### What the task asks
Your copy should match the records exactly, except that no pictures appear in it.

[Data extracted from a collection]

↓

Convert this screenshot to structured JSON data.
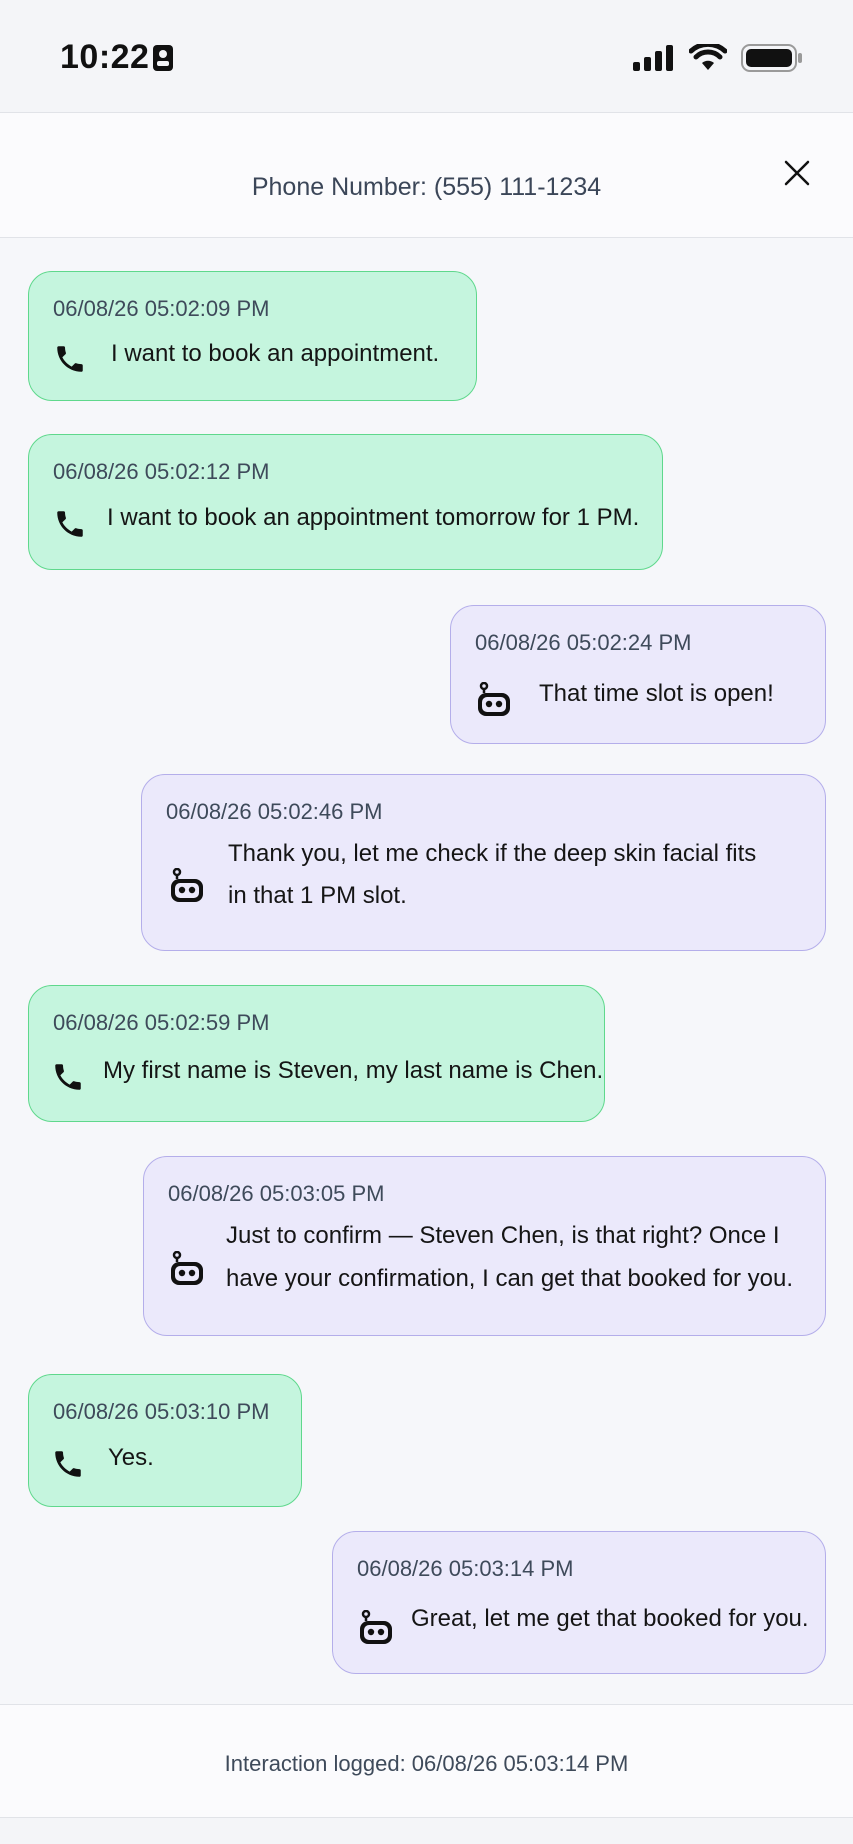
{
  "status_bar": {
    "time": "10:22"
  },
  "header": {
    "title": "Phone Number: (555) 111-1234"
  },
  "messages": [
    {
      "sender": "caller",
      "timestamp": "06/08/26 05:02:09 PM",
      "lines": [
        "I want to book an appointment."
      ]
    },
    {
      "sender": "caller",
      "timestamp": "06/08/26 05:02:12 PM",
      "lines": [
        "I want to book an appointment tomorrow for 1 PM."
      ]
    },
    {
      "sender": "bot",
      "timestamp": "06/08/26 05:02:24 PM",
      "lines": [
        "That time slot is open!"
      ]
    },
    {
      "sender": "bot",
      "timestamp": "06/08/26 05:02:46 PM",
      "lines": [
        "Thank you, let me check if the deep skin facial fits",
        "in that 1 PM slot."
      ]
    },
    {
      "sender": "caller",
      "timestamp": "06/08/26 05:02:59 PM",
      "lines": [
        "My first name is Steven, my last name is Chen."
      ]
    },
    {
      "sender": "bot",
      "timestamp": "06/08/26 05:03:05 PM",
      "lines": [
        "Just to confirm — Steven Chen, is that right? Once I",
        "have your confirmation, I can get that booked for you."
      ]
    },
    {
      "sender": "caller",
      "timestamp": "06/08/26 05:03:10 PM",
      "lines": [
        "Yes."
      ]
    },
    {
      "sender": "bot",
      "timestamp": "06/08/26 05:03:14 PM",
      "lines": [
        "Great, let me get that booked for you."
      ]
    }
  ],
  "footer": {
    "text": "Interaction logged: 06/08/26 05:03:14 PM"
  },
  "colors": {
    "caller_bubble": "#c5f5de",
    "caller_border": "#5fd88c",
    "bot_bubble": "#ebe9fb",
    "bot_border": "#b4aeea"
  },
  "icons": {
    "caller": "phone-icon",
    "bot": "robot-icon",
    "close": "close-icon"
  }
}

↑

### Solution for this exercise
Convert this screenshot to structured JSON data.
{
  "status_bar": {
    "time": "10:22"
  },
  "header": {
    "title": "Phone Number: (555) 111-1234"
  },
  "messages": [
    {
      "sender": "caller",
      "timestamp": "06/08/26 05:02:09 PM",
      "lines": [
        "I want to book an appointment."
      ]
    },
    {
      "sender": "caller",
      "timestamp": "06/08/26 05:02:12 PM",
      "lines": [
        "I want to book an appointment tomorrow for 1 PM."
      ]
    },
    {
      "sender": "bot",
      "timestamp": "06/08/26 05:02:24 PM",
      "lines": [
        "That time slot is open!"
      ]
    },
    {
      "sender": "bot",
      "timestamp": "06/08/26 05:02:46 PM",
      "lines": [
        "Thank you, let me check if the deep skin facial fits",
        "in that 1 PM slot."
      ]
    },
    {
      "sender": "caller",
      "timestamp": "06/08/26 05:02:59 PM",
      "lines": [
        "My first name is Steven, my last name is Chen."
      ]
    },
    {
      "sender": "bot",
      "timestamp": "06/08/26 05:03:05 PM",
      "lines": [
        "Just to confirm — Steven Chen, is that right? Once I",
        "have your confirmation, I can get that booked for you."
      ]
    },
    {
      "sender": "caller",
      "timestamp": "06/08/26 05:03:10 PM",
      "lines": [
        "Yes."
      ]
    },
    {
      "sender": "bot",
      "timestamp": "06/08/26 05:03:14 PM",
      "lines": [
        "Great, let me get that booked for you."
      ]
    }
  ],
  "footer": {
    "text": "Interaction logged: 06/08/26 05:03:14 PM"
  },
  "colors": {
    "caller_bubble": "#c5f5de",
    "caller_border": "#5fd88c",
    "bot_bubble": "#ebe9fb",
    "bot_border": "#b4aeea"
  },
  "icons": {
    "caller": "phone-icon",
    "bot": "robot-icon",
    "close": "close-icon"
  }
}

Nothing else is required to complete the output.